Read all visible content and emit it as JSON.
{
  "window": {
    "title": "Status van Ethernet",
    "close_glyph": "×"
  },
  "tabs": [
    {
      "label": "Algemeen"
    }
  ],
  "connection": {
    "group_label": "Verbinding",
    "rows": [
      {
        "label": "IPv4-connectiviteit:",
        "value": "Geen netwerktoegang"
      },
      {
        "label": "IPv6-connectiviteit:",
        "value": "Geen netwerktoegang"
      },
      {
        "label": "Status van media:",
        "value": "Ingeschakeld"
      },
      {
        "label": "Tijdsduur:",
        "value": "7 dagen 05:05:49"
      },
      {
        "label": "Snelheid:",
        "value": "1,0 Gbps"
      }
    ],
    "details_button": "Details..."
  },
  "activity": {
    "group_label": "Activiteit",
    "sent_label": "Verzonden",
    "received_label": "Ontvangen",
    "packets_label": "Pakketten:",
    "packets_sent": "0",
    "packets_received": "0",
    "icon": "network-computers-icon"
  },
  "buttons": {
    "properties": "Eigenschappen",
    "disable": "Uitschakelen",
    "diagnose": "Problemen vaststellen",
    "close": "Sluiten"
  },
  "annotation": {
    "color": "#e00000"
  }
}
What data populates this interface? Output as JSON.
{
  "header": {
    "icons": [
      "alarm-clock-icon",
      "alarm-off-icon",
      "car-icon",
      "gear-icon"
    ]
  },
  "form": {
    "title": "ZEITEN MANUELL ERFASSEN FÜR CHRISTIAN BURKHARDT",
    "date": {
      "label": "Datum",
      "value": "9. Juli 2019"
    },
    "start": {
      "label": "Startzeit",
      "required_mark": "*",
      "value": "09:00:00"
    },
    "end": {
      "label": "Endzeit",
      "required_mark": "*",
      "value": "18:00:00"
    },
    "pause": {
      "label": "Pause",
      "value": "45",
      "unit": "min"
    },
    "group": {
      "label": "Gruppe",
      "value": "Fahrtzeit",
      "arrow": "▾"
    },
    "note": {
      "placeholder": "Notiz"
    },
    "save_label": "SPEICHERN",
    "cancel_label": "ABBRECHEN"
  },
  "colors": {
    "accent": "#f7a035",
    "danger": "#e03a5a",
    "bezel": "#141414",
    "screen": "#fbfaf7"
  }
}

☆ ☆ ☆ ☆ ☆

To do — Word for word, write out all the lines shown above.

Solution to the exercise —
Read all visible content and emit it as JSON.
{
  "window": {
    "title": "Status van Ethernet",
    "close_glyph": "×"
  },
  "tabs": [
    {
      "label": "Algemeen"
    }
  ],
  "connection": {
    "group_label": "Verbinding",
    "rows": [
      {
        "label": "IPv4-connectiviteit:",
        "value": "Geen netwerktoegang"
      },
      {
        "label": "IPv6-connectiviteit:",
        "value": "Geen netwerktoegang"
      },
      {
        "label": "Status van media:",
        "value": "Ingeschakeld"
      },
      {
        "label": "Tijdsduur:",
        "value": "7 dagen 05:05:49"
      },
      {
        "label": "Snelheid:",
        "value": "1,0 Gbps"
      }
    ],
    "details_button": "Details..."
  },
  "activity": {
    "group_label": "Activiteit",
    "sent_label": "Verzonden",
    "received_label": "Ontvangen",
    "packets_label": "Pakketten:",
    "packets_sent": "0",
    "packets_received": "0",
    "icon": "network-computers-icon"
  },
  "buttons": {
    "properties": "Eigenschappen",
    "disable": "Uitschakelen",
    "diagnose": "Problemen vaststellen",
    "close": "Sluiten"
  },
  "annotation": {
    "color": "#e00000"
  }
}
What data populates this interface? Output as JSON.
{
  "header": {
    "icons": [
      "alarm-clock-icon",
      "alarm-off-icon",
      "car-icon",
      "gear-icon"
    ]
  },
  "form": {
    "title": "ZEITEN MANUELL ERFASSEN FÜR CHRISTIAN BURKHARDT",
    "date": {
      "label": "Datum",
      "value": "9. Juli 2019"
    },
    "start": {
      "label": "Startzeit",
      "required_mark": "*",
      "value": "09:00:00"
    },
    "end": {
      "label": "Endzeit",
      "required_mark": "*",
      "value": "18:00:00"
    },
    "pause": {
      "label": "Pause",
      "value": "45",
      "unit": "min"
    },
    "group": {
      "label": "Gruppe",
      "value": "Fahrtzeit",
      "arrow": "▾"
    },
    "note": {
      "placeholder": "Notiz"
    },
    "save_label": "SPEICHERN",
    "cancel_label": "ABBRECHEN"
  },
  "colors": {
    "accent": "#f7a035",
    "danger": "#e03a5a",
    "bezel": "#141414",
    "screen": "#fbfaf7"
  }
}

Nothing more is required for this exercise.